Why is it so hard to stop eating foods you know are contributing to your early expiry and supplant them with foods shown in a preponderance of nutrition research to be life-promoting and disease-resisting?
That’s a hard question to answer, so let’s try another. Have you ever eaten some scrumptious something only to “re-experience” it later, maybe due to food poisoning or a stomach virus? And that food you upchucked, were you able to resume eating it soon, or did it linger in your mind (and near your gag reflex) in the form of a very unpleasant culinary memory (and sensation)?
Years ago, I purchased a fresh-picked grapefruit from an organic farm stand I tended in Santa Barbara. After a long afternoon selling produce and the 12-mile bicycle trek back home, I topped off a stir fry dinner with my juicy sweet-n-sour ruby red as dessert. Little did I know that I was to revisit those soon-to-be overly acidic taste sensations later that night when a presumed norovirus caused me to eject the contents of my unhappy stomach—grapefruit first. That puppy wasn’t nearly as yummy the second time around, and that was the last time I enjoyed the pleasures of citrus for a very long time.
I was frustrated. Intellect told me the innocent grapefruit wasn’t the cause of my malaise, but instinct said otherwise, for every time I reached into the produce bin to pluck one out, an upwelling of the stomach forced me to put it right back where I found it.
Luckily, our bodies evolved over hundreds of thousands of years to recognize poisonous or rotten pabulum and then get rid of it fast. As a bonus, to insure you don’t make the same mistake twice, your brain creates a very negative association with the object of your near demise, rendering the potentially dangerous food unsavory. (Unfortunately your brain doesn’t differentiate between salmonella poisoning and a poisonous mushroom—it just creates that negative association with whatever you ate last—which means your brain can inadvertently give healthy foods a bad rap.)
This nifty mechanism (whereby the brain creates negative associations), while useful for foragers and rotten meat eaters, only works when we get instant feedback about a food’s toxicity (in the form of vomiting, for instance). But when it comes to dangerous foods like animal products and refined carbs—which don’t generally cause acute distress—the brain operates on more of a buy-now-pay-later principle. (i.e., eat now and deal with the cumulative consequences in a few decades).
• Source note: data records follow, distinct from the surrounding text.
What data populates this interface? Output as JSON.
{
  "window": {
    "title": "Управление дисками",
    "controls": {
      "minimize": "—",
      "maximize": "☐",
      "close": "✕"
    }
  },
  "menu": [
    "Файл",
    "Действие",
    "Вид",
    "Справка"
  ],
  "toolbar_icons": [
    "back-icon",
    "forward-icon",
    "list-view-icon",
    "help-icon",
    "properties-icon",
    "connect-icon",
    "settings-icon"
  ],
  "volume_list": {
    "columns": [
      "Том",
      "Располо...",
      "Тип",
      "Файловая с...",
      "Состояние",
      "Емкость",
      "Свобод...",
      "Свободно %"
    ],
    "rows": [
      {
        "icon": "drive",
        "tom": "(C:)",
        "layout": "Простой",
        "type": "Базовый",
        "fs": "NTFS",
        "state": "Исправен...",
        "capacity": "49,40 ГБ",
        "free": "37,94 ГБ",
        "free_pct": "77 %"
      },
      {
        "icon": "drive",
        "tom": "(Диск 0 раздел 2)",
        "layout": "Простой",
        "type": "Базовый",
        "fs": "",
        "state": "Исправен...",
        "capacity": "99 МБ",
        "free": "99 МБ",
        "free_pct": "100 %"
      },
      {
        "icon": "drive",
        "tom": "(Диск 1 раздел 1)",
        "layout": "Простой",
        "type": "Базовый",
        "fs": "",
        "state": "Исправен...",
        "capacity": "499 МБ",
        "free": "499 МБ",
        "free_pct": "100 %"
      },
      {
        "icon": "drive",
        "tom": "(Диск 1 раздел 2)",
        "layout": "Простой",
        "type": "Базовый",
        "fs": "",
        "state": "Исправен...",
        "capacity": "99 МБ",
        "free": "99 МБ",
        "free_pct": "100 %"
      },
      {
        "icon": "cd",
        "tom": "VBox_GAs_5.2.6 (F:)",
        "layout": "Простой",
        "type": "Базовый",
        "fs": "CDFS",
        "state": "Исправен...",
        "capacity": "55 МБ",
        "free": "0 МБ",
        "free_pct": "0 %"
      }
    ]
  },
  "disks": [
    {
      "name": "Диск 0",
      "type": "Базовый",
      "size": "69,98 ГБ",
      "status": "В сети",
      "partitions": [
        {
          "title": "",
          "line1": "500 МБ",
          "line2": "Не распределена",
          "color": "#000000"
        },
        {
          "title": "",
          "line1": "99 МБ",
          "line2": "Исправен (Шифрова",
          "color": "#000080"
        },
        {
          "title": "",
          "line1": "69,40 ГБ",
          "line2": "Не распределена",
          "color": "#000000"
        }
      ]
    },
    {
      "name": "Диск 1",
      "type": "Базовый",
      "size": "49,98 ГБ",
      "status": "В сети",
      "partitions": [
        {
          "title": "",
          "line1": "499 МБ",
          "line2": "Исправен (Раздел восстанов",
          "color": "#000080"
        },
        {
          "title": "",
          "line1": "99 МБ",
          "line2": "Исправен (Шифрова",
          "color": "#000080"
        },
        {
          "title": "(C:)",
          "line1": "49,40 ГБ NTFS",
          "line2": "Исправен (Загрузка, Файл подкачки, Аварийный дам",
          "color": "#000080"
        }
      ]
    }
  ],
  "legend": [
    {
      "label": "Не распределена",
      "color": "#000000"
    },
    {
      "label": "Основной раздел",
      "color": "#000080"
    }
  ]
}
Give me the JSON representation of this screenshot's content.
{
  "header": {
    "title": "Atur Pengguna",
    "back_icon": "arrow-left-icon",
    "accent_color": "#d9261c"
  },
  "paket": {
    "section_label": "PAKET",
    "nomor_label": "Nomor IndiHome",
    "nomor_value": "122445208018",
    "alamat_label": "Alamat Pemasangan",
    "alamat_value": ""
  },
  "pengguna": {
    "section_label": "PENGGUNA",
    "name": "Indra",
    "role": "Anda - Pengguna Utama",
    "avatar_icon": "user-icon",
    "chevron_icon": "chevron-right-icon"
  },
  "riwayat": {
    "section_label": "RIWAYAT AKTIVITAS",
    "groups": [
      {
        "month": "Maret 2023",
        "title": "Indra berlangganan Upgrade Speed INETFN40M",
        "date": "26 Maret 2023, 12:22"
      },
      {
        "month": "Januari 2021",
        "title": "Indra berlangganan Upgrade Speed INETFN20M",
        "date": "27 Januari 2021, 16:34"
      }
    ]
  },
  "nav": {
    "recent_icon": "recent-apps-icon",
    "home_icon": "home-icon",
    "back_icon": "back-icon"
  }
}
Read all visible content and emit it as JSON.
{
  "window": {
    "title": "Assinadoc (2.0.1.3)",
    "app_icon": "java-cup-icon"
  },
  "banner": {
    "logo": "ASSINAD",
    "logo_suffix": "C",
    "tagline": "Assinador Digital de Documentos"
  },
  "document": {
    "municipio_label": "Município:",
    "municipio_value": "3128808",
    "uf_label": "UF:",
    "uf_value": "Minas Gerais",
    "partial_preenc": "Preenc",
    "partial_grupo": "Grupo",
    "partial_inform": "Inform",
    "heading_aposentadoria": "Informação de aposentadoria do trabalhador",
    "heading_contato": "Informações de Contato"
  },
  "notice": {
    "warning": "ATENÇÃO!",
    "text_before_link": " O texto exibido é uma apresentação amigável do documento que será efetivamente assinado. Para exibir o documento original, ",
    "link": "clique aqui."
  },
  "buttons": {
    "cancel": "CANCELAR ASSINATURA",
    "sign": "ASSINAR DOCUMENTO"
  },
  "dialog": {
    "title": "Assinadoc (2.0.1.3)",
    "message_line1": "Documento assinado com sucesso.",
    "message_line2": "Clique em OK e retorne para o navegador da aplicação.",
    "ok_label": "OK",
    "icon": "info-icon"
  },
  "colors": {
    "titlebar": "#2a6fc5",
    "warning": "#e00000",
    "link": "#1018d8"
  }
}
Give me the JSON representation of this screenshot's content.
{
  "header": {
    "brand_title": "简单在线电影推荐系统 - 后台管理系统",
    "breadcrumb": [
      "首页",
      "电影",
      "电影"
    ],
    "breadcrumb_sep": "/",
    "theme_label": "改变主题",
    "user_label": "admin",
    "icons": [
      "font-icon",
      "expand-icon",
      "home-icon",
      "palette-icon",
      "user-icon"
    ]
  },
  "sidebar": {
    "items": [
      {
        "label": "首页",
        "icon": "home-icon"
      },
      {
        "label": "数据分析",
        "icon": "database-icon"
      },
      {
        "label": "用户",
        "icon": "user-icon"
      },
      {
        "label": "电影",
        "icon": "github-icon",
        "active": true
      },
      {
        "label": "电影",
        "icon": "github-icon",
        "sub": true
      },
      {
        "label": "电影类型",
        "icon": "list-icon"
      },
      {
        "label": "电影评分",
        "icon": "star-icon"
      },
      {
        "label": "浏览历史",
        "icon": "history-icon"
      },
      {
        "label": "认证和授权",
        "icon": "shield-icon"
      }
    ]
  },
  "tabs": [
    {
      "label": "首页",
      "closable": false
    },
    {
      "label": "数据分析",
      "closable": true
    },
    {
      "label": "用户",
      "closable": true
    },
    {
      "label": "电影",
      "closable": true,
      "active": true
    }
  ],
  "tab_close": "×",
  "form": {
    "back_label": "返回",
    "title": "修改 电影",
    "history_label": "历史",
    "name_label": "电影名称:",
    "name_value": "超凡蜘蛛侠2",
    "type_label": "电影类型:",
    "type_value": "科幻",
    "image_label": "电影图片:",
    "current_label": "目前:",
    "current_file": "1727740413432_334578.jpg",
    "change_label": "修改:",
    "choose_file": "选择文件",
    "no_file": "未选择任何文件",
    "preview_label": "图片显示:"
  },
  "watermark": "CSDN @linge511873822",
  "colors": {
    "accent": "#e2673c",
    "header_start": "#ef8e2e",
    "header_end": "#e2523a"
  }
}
And that brings us back around to the question opening this post. Changing your diet is hard, in part, due to the lack of immediate unpleasant consequences following a meal. I mean, if you projectile puked after every Big Mac or bag of Pepperidge Farm Milanos, do you think you’d keep eating them?
To top off the fact that there are no immediate negative consequences to eating unhealthfully, bad food actually makes you feel good! The added sugar, salt, and fat triumvirate happily plug into a brain wired for starvation—and just to make sure you always take advantage of available calories, your brain thanks you for eating them with pleasant feelings of satisfaction, while simultaneously removing the irritability, light-headedness, and stomach rumbling.
So are you doomed to a life of slow gustatory suicide, courtesy of your evolutionary heritage? No, but until science develops an antabuse for the Standard American Diet, you’ll have to employ a number of strategies (many of which are delineated in prior posts) to overcome this neuronal glitch. For starters, before making a choice you’ll regret later, remind yourself that, Bad food, like cigarettes, has a cumulative effect. Each meal of bacon and eggs or patty melt and fries does a little more damage and undermines my long-term health a little bit more. Just because I don’t feel ill doesn’t mean everything’s ok.
Caroline’s compulsive eating program helps people adopt a nutrient-rich diet by teaching them the psychology of permanent weight loss.